ASSIGNMENT
Report how many lines of the data below contain "după". Give nothing besides the number.

EXERCISE INPUTS
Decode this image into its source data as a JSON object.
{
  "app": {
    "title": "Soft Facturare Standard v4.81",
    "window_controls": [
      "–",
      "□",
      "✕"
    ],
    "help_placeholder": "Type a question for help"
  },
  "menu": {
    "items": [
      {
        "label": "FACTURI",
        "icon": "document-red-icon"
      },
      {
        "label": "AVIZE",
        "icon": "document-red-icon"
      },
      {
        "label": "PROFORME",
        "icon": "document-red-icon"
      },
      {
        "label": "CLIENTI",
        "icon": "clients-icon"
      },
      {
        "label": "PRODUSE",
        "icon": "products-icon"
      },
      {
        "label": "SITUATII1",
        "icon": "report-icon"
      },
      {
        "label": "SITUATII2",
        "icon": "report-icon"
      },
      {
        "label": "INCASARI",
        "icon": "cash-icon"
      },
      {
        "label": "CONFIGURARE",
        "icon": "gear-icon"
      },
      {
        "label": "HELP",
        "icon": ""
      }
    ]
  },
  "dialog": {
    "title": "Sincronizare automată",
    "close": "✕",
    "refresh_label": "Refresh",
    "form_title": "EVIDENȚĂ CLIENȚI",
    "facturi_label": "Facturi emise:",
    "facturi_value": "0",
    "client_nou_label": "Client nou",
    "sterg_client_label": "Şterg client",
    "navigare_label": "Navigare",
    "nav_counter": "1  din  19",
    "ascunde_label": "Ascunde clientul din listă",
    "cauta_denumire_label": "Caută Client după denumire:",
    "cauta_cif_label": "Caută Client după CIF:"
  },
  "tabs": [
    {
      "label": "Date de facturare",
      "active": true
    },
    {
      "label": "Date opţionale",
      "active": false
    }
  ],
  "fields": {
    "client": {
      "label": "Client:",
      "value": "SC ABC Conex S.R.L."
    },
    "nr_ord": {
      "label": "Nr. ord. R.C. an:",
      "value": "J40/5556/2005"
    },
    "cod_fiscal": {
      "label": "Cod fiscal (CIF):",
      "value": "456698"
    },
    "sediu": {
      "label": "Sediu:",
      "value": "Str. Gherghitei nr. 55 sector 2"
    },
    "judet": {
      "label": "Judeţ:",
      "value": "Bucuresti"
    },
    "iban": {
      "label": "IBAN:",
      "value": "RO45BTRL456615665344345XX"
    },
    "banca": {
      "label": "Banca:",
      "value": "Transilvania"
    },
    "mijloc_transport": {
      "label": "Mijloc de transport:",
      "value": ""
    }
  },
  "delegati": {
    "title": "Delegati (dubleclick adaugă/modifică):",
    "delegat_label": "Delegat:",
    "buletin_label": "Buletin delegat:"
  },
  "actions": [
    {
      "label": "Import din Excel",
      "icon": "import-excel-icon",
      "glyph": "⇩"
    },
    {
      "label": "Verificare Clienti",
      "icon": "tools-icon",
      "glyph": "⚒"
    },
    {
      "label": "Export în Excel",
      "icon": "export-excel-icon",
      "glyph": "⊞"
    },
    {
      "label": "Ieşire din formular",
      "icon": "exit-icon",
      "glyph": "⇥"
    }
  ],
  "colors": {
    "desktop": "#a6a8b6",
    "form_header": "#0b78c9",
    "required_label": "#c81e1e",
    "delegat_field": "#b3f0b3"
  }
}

TASK RESULT
2